DANCE Creative, outgoing, not gentle
INDIE Low self-esteem, creative, not hard working, not gentle
BOLLYWOOD Creative, outgoing
ROCK/HEAVY METAL Low self-esteem, creative, not hard-working, not outgoing, gentle, at ease
CHART POP High self-esteem, not creative, hardworking, outgoing, gentle, not at ease
SOUL High self-esteem, creative, outgoing, gentle, at ease
Source: Heriot-Watt University
Thursday, September 4, 2008
To submit questions about the album for Hahn to video-answer, please e mail firstname.lastname@example.org.
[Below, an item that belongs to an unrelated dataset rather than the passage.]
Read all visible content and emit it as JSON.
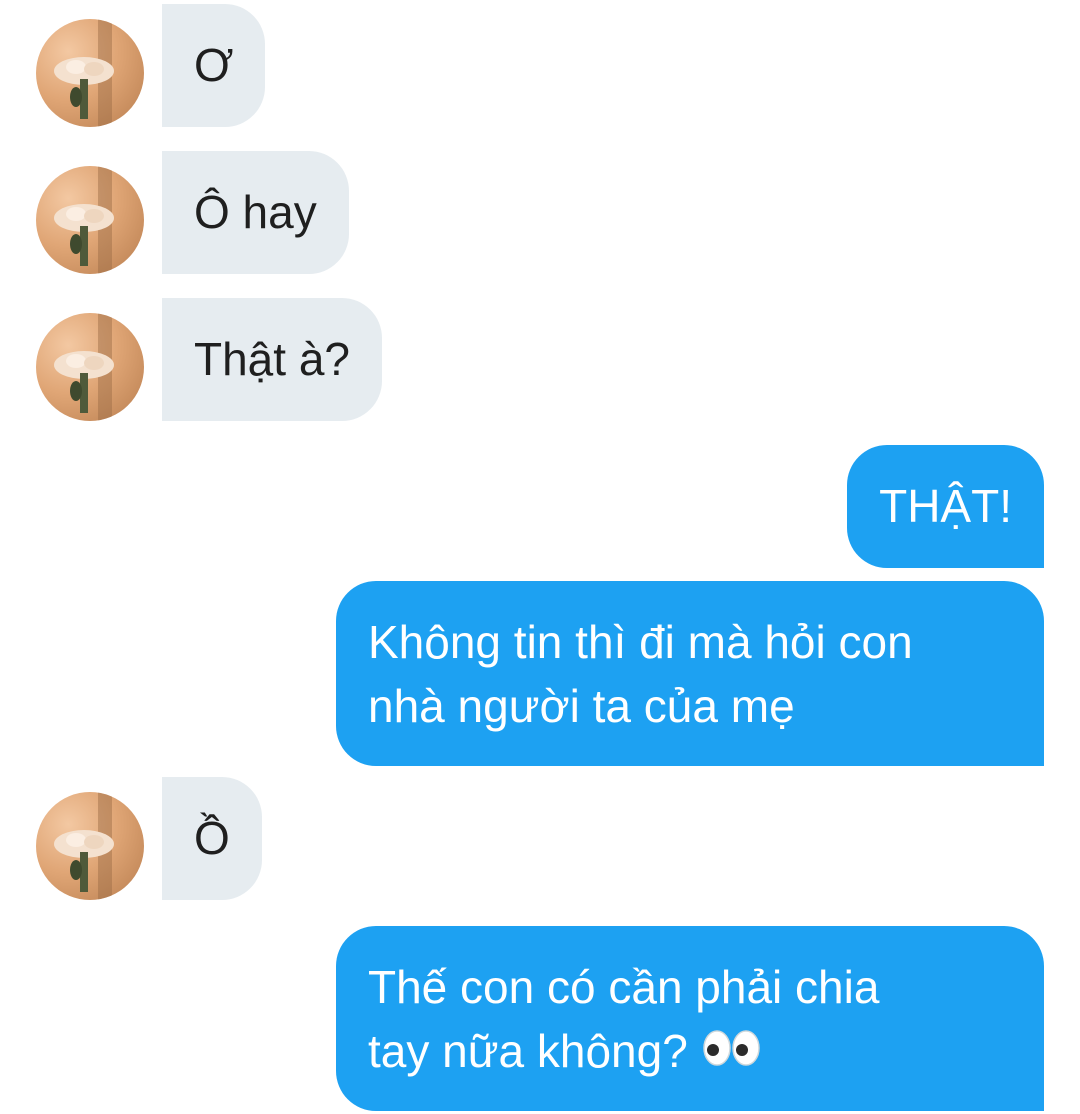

Twenty fan questions will be selected and posted on http://www.youtube.com/hilaryhahnvideos throughout the day beginning at midnight on September 13th.
Here's our question, do you like Schoenberg's Fantasy and will you record it in the future?
Read about Hilary's cd launch party in NYC this last April here.
The cd release also has Tartini's G minor Sonata "Devil's Trill" with harpsichordist John Constable.
Bell will be in San Antonio this January to play a recital for the San Antonio Symphony.
Host John Clare spoke with Joshua Bell about his upcoming visit, teaching at Indiana University, and the new cd.
Windows Media File MP3 File
See a mix up in Pittsburgh about what instrument Bell plays here. Hear another interview with John and Bell here, read about a recital he played in Philadelphia here, and read about his Carnegie Hall premiere of Jay Greenberg's Violin Concerto here.